with someone she couldn’t identify in the passenger seat. A short time later,
Ledford came to the door asking to see the doctor. He returned 10 minutes later
to ask her to tell her husband to come to his house that evening. Then another
10 minutes after his second visit, Ledford returned with a knife.
He tied up the woman and left with cash, a rifle, a shotgun and two handguns he
found in the house. Antoinette told police she saw Ledford drive away in her
husband’s truck. He was arrested a short time later, after he had pawned
Johnston’s rifle and shotgun.
The next day Ledford confessed but said he killed Johnston in self-defense
because he pulled a knife on him.
Johnston was stabbed repeatedly. One wound was so deep he was almost
decapitated. His body was found under some limbs next to the garage near his
(source: Atlanta Journal-Constitution
State considers stay of execution for Murray County man
A clemency hearing for a Murray County man whose execution is set for Tuesday
evening is underway.
The five-member state Board of Pardons and Paroles convened this morning to

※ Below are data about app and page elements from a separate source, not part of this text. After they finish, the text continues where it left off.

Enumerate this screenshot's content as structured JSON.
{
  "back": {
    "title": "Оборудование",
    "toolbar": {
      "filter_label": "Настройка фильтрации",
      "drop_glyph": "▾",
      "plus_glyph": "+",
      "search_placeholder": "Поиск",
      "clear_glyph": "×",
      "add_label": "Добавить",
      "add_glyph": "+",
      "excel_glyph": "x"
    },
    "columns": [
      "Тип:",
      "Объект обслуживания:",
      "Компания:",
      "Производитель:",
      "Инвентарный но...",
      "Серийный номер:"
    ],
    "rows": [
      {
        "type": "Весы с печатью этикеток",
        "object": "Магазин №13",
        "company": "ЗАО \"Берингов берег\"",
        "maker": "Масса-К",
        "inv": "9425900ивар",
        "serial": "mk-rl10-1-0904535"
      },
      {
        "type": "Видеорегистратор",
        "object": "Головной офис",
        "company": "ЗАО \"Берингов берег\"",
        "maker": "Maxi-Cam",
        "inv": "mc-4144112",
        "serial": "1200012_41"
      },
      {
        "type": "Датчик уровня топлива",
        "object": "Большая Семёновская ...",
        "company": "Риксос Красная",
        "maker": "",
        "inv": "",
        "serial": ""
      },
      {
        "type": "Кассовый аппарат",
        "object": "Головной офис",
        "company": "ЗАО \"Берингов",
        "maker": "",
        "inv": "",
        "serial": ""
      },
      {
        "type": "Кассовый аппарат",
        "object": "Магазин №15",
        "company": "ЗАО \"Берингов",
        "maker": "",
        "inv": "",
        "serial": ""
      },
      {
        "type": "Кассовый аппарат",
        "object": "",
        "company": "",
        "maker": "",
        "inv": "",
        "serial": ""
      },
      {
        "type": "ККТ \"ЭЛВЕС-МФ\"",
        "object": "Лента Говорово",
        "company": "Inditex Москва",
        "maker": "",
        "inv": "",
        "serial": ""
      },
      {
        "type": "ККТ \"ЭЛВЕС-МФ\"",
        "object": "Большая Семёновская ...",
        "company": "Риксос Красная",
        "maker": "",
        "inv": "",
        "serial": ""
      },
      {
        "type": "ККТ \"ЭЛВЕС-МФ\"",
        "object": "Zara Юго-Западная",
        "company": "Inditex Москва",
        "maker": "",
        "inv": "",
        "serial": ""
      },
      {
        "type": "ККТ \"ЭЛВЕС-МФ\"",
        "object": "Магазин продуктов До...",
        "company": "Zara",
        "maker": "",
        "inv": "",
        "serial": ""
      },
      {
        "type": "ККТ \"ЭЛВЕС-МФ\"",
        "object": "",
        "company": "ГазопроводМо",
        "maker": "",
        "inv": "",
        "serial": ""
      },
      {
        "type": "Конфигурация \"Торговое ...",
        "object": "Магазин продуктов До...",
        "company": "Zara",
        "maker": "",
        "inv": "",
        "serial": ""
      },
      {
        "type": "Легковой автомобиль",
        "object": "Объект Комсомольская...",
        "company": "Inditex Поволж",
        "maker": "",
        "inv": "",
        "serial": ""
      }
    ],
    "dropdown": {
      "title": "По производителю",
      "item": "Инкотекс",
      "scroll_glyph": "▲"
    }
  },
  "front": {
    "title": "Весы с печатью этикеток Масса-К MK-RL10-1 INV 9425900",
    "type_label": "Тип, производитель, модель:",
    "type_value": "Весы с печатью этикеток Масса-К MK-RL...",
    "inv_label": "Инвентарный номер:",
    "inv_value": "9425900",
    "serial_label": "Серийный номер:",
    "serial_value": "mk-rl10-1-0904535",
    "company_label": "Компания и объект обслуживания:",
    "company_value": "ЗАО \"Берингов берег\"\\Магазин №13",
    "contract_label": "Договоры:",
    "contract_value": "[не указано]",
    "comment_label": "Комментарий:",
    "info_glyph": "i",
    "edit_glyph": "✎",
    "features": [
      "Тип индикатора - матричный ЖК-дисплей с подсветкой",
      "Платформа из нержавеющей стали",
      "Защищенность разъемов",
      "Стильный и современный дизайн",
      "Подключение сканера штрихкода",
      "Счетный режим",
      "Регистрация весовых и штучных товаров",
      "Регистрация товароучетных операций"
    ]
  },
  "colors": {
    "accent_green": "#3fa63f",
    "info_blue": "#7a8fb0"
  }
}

hear arguments for converting J.W. “Boy” Ledford Jr.’s death sentence into a
sentence of life in prison without the possibility of parole.
His mother, Mattie Ledford, sisters and others are scheduled to speak this
Board members will then hear arguments this afternoon for why they shouldn’t
reduce Ledford’s sentence. They could make a decision as soon as this evening.
If Ledford’s request for clemency is denied, he will be the first person to be
executed in Georgia this year.
Ledford was convicted in 1992 of killing his neighbor, 73-year-old Dr. Harry
Johnston. Prosecutors and law enforcement officials have described the murder
as being especially brutal, with the doctor’s head nearly severed in the
Five jurors, though, have since said that they would have preferred to send
Ledford to prison for the rest of his life had it been an option at the time,
according to Ledford’s application for clemency.
Ledford’s attorneys, led Monday by John Cline of San Francisco, have also asked
the board to consider Ledford’s remorse as well as his young age at the time of
the murder and his intellectual disability.
The 45-year-old has also unsuccessfully sought to be executed by a firing squad
rather than lethal injection.
His attorneys argued that death by lethal injection is unconstitutional because
it would he would “suffer an excruciating death” due to Ledford’s long-term use
of prescription medications for “severe and chronic nerve pain,” according to
“His long-term exposure to this medication has changed the chemistry of his
brain so that (Ledford’s) lethal injection drug, pentobarbital, will not
reliably render him unconscious and insensate,” attorneys argued in court
(source: Tifton Gazette)
A service courtesy of Washburn University School of Law www.washburnlaw.edu
DeathPenalty mailing list